I don't think this is because She's All That is the work of stone-cold sociopaths. It simply exists in a version of 1999 that was a referential pop-culture construction even as the "real" year had barely begun. One of the last lines of the movie has Laney referring to Pretty Woman, name-checking the first big hit of the decade just in time to close it out. Some of its cultural intersections are less referential than purely mercenary, like the movie's use of a pre-"Yeah!!!" Usher, presumably at the behest of—shudder—producer Harvey Weinstein, who put him in a bunch of Miramax movies around this time. His nebulous school DJ character spends the movie sequestered in various booths, almost as if his part was shot separately and pasted into the movie without interacting with the rest of the cast. Over the movie's heavily choreographed prom dance set to Fatboy Slim's "The Rockafeller Skank," he urges the student body to do that dance he taught them, inserting himself into a cherished memory none of the movie's actual characters seem to share.
Usher and Fatboy Slim feel grafted on in part because the movie isn't especially encyclopedic about pop culture—and, of course, it's not as if its '80s-era counterparts don't have their own cultural references dating them to a particular moment. But as plastic as some John Hughes productions could be, they aren't nearly so self-conscious about their poppiness—their pervasive fakeness underneath the heartfelt stuff. She's All That is far more open about the Delia's-catalog preppiness at its core. Though the movie has its comic charms, everyone in it feels like an idea of a character, not a living human being. On some level, that calculation is supposed to be part of the appeal.

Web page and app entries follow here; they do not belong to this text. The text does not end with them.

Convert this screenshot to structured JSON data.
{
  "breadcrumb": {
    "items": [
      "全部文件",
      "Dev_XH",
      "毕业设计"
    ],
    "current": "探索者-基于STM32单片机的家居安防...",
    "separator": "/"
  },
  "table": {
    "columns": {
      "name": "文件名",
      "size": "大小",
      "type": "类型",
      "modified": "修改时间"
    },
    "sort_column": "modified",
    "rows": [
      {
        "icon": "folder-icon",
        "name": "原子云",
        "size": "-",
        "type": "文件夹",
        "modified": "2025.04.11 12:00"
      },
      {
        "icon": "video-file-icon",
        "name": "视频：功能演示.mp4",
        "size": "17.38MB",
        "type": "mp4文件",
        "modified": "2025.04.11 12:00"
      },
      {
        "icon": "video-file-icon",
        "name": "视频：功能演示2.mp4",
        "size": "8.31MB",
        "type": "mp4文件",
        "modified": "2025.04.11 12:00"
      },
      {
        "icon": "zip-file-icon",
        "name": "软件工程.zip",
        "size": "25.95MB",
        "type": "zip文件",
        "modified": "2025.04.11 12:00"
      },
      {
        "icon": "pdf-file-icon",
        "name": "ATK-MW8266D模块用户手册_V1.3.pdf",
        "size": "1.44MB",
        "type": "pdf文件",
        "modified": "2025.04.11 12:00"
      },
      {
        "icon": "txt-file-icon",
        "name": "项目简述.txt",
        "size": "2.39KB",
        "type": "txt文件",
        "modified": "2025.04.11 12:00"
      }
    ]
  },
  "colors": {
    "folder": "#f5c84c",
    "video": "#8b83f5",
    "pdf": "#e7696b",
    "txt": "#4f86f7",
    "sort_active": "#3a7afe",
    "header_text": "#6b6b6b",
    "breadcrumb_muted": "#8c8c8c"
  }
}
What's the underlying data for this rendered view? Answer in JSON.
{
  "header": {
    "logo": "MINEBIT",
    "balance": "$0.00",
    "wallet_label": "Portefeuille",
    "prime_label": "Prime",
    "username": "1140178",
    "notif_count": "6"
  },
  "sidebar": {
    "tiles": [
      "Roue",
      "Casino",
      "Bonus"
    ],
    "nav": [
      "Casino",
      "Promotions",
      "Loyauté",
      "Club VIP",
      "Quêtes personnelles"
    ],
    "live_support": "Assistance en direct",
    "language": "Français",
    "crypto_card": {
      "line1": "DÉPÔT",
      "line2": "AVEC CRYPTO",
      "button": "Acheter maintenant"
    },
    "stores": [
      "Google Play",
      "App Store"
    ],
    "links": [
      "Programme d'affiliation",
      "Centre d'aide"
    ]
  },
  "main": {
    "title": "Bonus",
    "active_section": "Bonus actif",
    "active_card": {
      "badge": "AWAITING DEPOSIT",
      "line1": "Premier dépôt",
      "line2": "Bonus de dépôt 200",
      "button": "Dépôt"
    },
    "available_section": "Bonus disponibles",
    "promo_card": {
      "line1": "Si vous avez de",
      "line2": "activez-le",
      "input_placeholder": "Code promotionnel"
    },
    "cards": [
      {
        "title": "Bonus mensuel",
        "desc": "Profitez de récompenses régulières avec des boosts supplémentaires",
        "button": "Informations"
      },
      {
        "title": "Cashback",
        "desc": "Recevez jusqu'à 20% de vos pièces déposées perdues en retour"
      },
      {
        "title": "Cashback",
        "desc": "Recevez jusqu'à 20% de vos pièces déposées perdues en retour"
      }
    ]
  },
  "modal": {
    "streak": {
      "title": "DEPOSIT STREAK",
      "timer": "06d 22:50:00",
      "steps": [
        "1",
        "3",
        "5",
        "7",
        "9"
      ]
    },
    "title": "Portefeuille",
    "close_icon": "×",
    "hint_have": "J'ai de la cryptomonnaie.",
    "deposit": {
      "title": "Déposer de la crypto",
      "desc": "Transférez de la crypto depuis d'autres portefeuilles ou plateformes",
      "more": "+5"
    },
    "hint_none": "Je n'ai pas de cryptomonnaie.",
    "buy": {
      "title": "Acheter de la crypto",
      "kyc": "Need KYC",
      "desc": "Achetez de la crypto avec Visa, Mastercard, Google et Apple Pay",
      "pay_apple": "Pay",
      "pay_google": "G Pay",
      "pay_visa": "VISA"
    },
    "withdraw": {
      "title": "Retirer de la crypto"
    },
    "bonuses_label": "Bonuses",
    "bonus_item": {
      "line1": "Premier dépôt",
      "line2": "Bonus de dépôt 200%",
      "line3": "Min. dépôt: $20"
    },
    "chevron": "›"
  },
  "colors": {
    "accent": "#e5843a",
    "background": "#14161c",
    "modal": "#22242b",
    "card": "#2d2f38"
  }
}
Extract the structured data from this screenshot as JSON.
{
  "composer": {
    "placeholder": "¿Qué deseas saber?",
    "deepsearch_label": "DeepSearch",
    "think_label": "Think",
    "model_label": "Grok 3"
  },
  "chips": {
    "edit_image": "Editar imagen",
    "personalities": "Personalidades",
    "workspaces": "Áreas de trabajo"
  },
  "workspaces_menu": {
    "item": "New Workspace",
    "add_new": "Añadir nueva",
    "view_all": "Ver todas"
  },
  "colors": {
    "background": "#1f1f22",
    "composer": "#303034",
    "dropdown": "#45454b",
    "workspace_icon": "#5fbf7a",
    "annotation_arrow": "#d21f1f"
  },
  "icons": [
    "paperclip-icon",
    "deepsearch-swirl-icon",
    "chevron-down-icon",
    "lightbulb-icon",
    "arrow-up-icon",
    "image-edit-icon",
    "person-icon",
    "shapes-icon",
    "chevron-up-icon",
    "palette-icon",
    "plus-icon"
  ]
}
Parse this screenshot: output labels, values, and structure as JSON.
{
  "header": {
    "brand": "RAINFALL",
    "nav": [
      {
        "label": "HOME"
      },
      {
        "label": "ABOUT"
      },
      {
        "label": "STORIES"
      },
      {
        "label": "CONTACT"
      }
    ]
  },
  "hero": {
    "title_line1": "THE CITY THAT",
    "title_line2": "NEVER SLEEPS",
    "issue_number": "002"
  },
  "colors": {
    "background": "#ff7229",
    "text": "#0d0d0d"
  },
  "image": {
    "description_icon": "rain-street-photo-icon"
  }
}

This aesthetic wasn't really pioneered by She's All That; the similarly cartoony Can't Hardly Wait came out half a year earlier, and its fellow members of the class of '99, Ten Things I Hate About You and Cruel Intentions, came out close enough together that they would have all been in production around the same time. Together, today they feel like a mini-movement, of which She's All That was the biggest hit, though none made as much money as summer 1999's American Pie—still plenty Abercrombie, but a little messier and more explicitly '80s-inspired (and more explicit, full stop).
As spent as the turn-of-the-century teen-comedy genre would feel just a few years later, these movies do resonate 20 years later as particularly loud shouts into a pop culture echo chamber. The teen rom-coms that do big business on Netflix often feel like ancestors of these pleasant but not exactly passionate films. The current teen show Riverdale (a hit on The CW, created by a merger of The WB and a rival network) would have you believe that it mashes up time periods and influences like Twin Peaks, Archie Comics, and '50s melodramas. Superficially, those elements are there, but really, it owes just as much to the plasticity of shows like Dawson's Creek and movies like She's All That. When Riverdale's Veronica Lodge had a line comparing a character to a mean girl in "'90s teen movies," I initially blanched: If Veronica is enough of a film buff to know movies released at least a couple of years before she was born, why wouldn't she also have clearer reference points like Heathers (1989) or Mean Girls (2004)? The answer, of course, is that Veronica's dialogue was probably written by someone who grew up on '90s teen movies. Rewatching She's All That, the reference made sense. It's a teen movie for a culture that calls out its own teen movies.